Cancel the budget until we get more clarity on Brexit
Chris Johns: The banking crisis reminds us how ‘events’ disrupt even the best-laid plans
What should the Government do, particularly in the context of the budget? Photograph: Alan Betson
How should the Government prepare for Brexit? With the budget now a matter of days away, it is only to be expected to hear calls for the Irish economy to be “Brexit-proofed”. As we celebrate – I use that word carefully – the 10th anniversary of the bank guarantee, we are reminded of the capacity for “events” to disrupt even the best-laid plans and devastate a seemingly fast-growing economy.
We know another big event is coming, so it would be reasonable to suggest that we should get ready for it as best we can. Whether or not we could have foreseen and prepared for our own version of the financial crisis is now mostly a matter for historians. To repeat: this time we know, for sure, that something very big is about to happen, something that is bound to have economic, political and social consequences, potentially large and profound ones. Maybe even catastrophic. What should be done now in anticipation of all of this?
It would help if we knew a few of the details. Beyond vague generalisations – something big is coming our way – it is an extraordinary fact that we cannot say much else. With six months to go, negotiations between the EU and the UK are at an apparent impasse with the probability of no deal at an uncomfortably high level.

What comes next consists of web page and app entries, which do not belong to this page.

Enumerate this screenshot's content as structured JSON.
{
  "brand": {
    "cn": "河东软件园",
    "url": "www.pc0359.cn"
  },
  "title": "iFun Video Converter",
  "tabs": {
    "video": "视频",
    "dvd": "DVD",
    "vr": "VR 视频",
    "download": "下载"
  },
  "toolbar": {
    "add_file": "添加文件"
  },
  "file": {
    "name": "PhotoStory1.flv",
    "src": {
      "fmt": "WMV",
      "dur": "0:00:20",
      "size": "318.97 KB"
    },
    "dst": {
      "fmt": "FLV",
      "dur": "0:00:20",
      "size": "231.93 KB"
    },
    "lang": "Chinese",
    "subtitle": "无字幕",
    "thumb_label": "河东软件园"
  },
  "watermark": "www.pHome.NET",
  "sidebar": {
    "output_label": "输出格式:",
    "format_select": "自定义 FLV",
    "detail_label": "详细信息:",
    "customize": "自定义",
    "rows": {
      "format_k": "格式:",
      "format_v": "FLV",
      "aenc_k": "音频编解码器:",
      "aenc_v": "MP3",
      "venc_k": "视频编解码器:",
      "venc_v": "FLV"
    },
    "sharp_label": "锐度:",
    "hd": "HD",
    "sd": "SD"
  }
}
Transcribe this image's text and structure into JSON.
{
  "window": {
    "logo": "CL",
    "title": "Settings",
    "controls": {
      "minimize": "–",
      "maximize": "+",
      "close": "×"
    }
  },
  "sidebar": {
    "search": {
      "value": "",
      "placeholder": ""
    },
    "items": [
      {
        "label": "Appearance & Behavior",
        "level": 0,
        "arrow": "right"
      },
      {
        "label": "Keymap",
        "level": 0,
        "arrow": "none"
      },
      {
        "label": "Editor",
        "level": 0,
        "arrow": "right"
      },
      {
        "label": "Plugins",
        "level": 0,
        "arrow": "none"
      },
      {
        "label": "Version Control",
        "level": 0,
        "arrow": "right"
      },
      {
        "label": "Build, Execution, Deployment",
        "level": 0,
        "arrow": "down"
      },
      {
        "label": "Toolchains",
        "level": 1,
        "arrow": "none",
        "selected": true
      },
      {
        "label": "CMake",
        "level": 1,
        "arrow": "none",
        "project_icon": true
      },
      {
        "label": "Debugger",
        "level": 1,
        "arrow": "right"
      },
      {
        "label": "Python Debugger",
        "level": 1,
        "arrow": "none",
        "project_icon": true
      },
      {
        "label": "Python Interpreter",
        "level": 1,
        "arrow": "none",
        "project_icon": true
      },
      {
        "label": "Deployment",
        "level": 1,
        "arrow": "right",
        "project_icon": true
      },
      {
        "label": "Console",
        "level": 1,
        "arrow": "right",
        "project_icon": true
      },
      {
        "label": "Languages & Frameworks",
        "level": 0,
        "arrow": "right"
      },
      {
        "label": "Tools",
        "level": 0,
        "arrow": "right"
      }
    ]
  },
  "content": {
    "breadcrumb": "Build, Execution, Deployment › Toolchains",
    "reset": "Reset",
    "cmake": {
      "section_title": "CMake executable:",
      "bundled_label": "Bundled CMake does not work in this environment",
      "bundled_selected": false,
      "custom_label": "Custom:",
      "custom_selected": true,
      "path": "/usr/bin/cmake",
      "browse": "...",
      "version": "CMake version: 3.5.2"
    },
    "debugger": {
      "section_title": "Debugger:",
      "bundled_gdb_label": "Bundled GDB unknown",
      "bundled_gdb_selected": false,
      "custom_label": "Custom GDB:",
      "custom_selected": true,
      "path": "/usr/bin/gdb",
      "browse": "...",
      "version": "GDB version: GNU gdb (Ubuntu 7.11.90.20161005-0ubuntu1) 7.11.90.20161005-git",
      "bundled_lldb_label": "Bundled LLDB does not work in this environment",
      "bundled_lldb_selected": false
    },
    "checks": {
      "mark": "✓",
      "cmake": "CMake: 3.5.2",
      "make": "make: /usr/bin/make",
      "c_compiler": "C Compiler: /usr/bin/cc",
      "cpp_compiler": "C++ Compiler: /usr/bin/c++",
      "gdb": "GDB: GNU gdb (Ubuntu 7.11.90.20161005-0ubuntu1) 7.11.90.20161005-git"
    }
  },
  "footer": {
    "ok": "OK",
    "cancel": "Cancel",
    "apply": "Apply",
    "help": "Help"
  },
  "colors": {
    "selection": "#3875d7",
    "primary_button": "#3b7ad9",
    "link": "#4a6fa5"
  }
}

What do we know? There are three important documents either in the public domain or being negotiated (with each draft instantly leaked – that’s another extraordinary aspect of the Brexit circus). First, there is the infamous Chequers white paper: Theresa May’s vision what the post-Brexit world will look like. The only person who seems to like these proposals is the British prime minister. Second, there is the withdrawal agreement, a legally binding text that essentially is about how we get from here to transition. This is mostly agreed, apart from the rather large problem of the Irish Border. Third there is the political declaration, an aspirational rather than legally binding text, that it is hoped will contain enough waffle to enable Theresa May to get the withdrawal agreement through British parliament.
The real negotiations
There are many rows being had about the three documents, not least the extent to which the contents of the Chequers white paper and the political declaration relate to each other. Hopes for a deal mostly rest on the latter being vague enough – papering over the fact that Chequers is a non-starter – such that the negotiations can start all over again once we get to the transition phase after Brexit on March 29th next.
All of this is about mind-numbing detail. So if you don’t like detail you have already switched off. But it is the job of politicians to pay attention to details. Boris Johnson now says he made a mistake signing up to the Border backstop when he was a cabinet minister, and that the UK government, of which he was a part, should have made more efforts to prepare for Brexit. There is a terrific YouTube video link of him being interviewed last week by Robert Peston of ITV about supply chains and just-in-time inventory management. Peston’s slightly hysterical laughter at Johnson’s answers is instructive. Johnson is now in the vanguard of a push for a “Canada-plus” deal that ignores the Border question and a thousand other details.
Ignoring Johnson’s counterproposal, Theresa May says that the only choice is now between Chequers and no deal. Pure logic dictates that this means no deal. That’s the potentially catastrophic outcome for Ireland. A pure no-deal scenario is the one where planes don’t fly, financial derivative trading jams up, medicine imports are severely curtailed and southeast England becomes a lorry park. So a pure no deal is impossible: various mini-deals, all last minute, will have to be agreed to enable the planes to stay in the air.
Pragmatists (hopeless optimists?) observe that the UK government is split between two extreme views: Brexit in name only, or the Johnson option. The middle ground, Chequers, has only one supporter: the prime minister. The only hope, therefore, is that, as both extremes hate the white paper, it is the only chance of compromise. We can only shake our heads in wonder.
The upshot of all this is that right now we know next to nothing about the likely shape and impact of Brexit. We remain aware of impending big events but cannot describe them in any meaningful way. Which brings us back to the question: what should Irish Government do, particularly in the context of the budget?
It is, perhaps, a contradiction in terms to say that we can prepare for a surprise. A pragmatic suggestion might be to wait and see: react when we know more rather than jump at shadows now. At the same time, do what we can now to give us as much fiscal flexibility when we might need it. Brexit will either be bad or very bad for Ireland.
So my suggestion is this: cancel this year’s budget. Just let the current fiscal parameters – spending and tax – run as they are. Give the economy the stability it craves, the stability that could be so badly disturbed over the next few years by events. And then react as best we can.